Enter your email address:

Delivered by FeedBurner

Subscribe in a reader
'American Oz' profiles the man behind the curtain

 Fiction and even fables can reveal more about national character than real events. “American Masters” (8 p.m., PBS, TV-PG, check local listings) presents “American Oz,” a profile of L. Frank Baum, the author behind “The Wizard of Oz” and its many sequels.

Filled with numerous revealing facts about Baum and his world, “Oz” begins long after his death in 1919, on the November night in 1956, when CBS first broadcast “The Wizard of Oz” in prime time. This annual televised event helped turn “Oz” into the most-watched movie in history and, moreover, the most-rewatched film as well.

Baum was born exactly a century before, in 1856. He would grow up in affluence and comfort, thanks to his father’s investments in the new oil industry. Possessing a flair for fantasy, Baum would write advertising stories touting his father’s brand of petroleum axle grease. He always was interested in the dramatic. He raised exotic show chickens before mounting a musical play in nearby Syracuse, N.Y.

After moving to South Dakota (before it was a state), he opened a fanciful gift shop, far too esoteric for his rural clientele. After it folded, he founded a town newspaper and worked as a traveling salesman. He was far from successful before penning “The Wonderful Wizard of Oz” at the turn of the 20th century.

“Oz” explores the biographical roots of his famous story. New to the plains, he soon learned the destructive power of tornadoes. His wife’s mother was a part of the suffragette movement. She also espoused theosophy, a 19th-century New Age movement blending Eastern and Western spiritual attitudes. Her books earned the wrath of Christian zealots, who called her a witch. Experts suggest this planted the seeds of the notion of a “Good Witch” in Baum’s mind.

Baum was heavily influenced by his progressive mother-in-law and considered his strident wife his partner and “comrade.” There was no talk of “obedience” in their wedding vows. Some suggest this helped inspire Dorothy Gale, a female character filled with spunk, determination and self-invention.

Baum’s experiences at the Chicago Exposition of 1893, called “The White City,” at the time, presaged an “Emerald City” of illusion and enchantment.

Not all of Baum’s 19th-century writings were inspiring. In his newspaper, he called for the extermination of the nearby Lakota people standing in the way of the white man’s progress.

A best-selling author, Baum became a fixture of Hollywood in its infancy, founding his own studio to make “Oz” pictures. “Oz” concludes with the creation of the MGM musical in 1939 and its many subsequent adaptations including “The Wiz” (1975) and “Wicked” (2003).

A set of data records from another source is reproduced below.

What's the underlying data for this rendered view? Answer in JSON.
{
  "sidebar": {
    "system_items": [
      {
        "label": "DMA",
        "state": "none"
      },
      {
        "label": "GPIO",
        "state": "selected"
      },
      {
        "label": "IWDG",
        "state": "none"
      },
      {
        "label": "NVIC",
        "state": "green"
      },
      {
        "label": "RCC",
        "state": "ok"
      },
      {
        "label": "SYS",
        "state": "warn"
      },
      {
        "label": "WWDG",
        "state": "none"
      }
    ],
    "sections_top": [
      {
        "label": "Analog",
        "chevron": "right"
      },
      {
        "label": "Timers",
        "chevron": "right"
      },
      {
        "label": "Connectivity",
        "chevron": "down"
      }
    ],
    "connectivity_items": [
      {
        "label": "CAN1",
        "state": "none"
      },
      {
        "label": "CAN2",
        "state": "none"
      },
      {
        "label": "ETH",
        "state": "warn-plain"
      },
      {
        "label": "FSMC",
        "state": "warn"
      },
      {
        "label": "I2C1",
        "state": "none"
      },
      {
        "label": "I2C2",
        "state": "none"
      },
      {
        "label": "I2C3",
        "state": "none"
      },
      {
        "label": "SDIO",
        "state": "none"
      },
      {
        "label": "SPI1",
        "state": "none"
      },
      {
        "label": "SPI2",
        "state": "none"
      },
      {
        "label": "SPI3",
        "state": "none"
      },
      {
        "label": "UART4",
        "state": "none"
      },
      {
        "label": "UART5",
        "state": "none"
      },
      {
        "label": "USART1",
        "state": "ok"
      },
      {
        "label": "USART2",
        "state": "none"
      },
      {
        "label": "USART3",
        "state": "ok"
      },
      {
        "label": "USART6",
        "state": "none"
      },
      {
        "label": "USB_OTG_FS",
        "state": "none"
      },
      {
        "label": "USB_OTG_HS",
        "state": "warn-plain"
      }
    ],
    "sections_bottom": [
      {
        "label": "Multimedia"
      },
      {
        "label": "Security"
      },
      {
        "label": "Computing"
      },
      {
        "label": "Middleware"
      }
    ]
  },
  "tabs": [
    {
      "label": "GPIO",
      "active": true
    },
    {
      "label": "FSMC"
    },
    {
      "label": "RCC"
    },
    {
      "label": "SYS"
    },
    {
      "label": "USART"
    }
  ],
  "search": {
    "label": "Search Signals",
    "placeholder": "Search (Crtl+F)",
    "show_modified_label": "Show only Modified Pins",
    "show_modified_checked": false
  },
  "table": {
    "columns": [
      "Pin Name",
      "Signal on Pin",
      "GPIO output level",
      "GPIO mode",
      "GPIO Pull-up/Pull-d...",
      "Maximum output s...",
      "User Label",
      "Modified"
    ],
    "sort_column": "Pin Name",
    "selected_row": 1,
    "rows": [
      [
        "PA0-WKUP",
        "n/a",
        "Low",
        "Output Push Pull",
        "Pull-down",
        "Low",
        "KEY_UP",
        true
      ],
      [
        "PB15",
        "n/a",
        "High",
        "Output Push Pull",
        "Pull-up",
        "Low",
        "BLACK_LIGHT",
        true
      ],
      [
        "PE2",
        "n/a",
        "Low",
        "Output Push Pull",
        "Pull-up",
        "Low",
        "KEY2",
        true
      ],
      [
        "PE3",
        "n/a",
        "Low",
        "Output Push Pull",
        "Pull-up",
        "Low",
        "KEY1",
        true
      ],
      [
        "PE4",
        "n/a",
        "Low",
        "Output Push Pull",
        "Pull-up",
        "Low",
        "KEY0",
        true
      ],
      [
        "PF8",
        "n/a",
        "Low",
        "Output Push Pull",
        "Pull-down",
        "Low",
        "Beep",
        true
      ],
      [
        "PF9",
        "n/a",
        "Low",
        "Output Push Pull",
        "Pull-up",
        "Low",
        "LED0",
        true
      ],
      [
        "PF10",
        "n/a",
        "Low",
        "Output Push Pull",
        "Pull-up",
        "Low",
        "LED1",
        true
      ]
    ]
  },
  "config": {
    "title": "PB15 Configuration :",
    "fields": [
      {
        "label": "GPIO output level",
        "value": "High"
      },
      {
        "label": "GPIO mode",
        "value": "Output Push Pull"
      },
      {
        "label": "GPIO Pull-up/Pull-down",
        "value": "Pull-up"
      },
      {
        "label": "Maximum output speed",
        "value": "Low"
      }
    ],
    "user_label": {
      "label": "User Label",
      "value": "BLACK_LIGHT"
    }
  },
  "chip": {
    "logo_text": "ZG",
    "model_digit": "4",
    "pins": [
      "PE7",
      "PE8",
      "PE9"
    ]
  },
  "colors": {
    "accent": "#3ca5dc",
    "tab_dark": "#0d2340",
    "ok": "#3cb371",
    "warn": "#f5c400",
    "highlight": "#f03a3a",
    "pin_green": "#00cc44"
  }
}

• First streamed on Sundance Now, the Australian psychological thriller “The Secrets She Keeps” (9 p.m., AMC, TV-14) moves to cable. A glum supermarket clerk with the unlovely name of Agatha (Laura Carmichael, “Downton Abbey”) is abundantly pregnant and seemingly obsessed with Meghan (Jessica De Gouw), a woman in a similar state of infanticipation, who is beautiful, seemingly rich and happy in every way. But as events unfold, we discover there might be more than jealousy motivating Agatha.


• The stork arrives early on “9-1-1” (7 p.m., Fox, TV-14).

• A slam-dunk case unravels on “All Rise” (8 p.m., CBS, TV-14).

• A car accident sparks a flashback on “9-1-1: Lone Star” (8 p.m., Fox, TV-14).

• A religious commune becomes a crime scene on “Pray, Obey, Kill” (8 p.m., HBO, TV-14).

• Jury selection looms large on “Bull” (9 p.m., CBS, TV-14).

• A rescue mission sparks a debate on “Debris” (9 p.m., NBC, TV-14).

• A misdiagnosis looms large on “The Good Doctor” (9 p.m., ABC, TV-14).


Jimmy Fallon welcomes Michael Strahan and Emmy Blotnick on “The Tonight Show” (10:34 p.m., NBC) ... Catherine Zeta-Jones, Wyatt Russell and Emmanuelle Caplette visit “Late Night With Seth Meyers” (11:37 p.m., NBC).


Post a Comment

Previous Post Next Post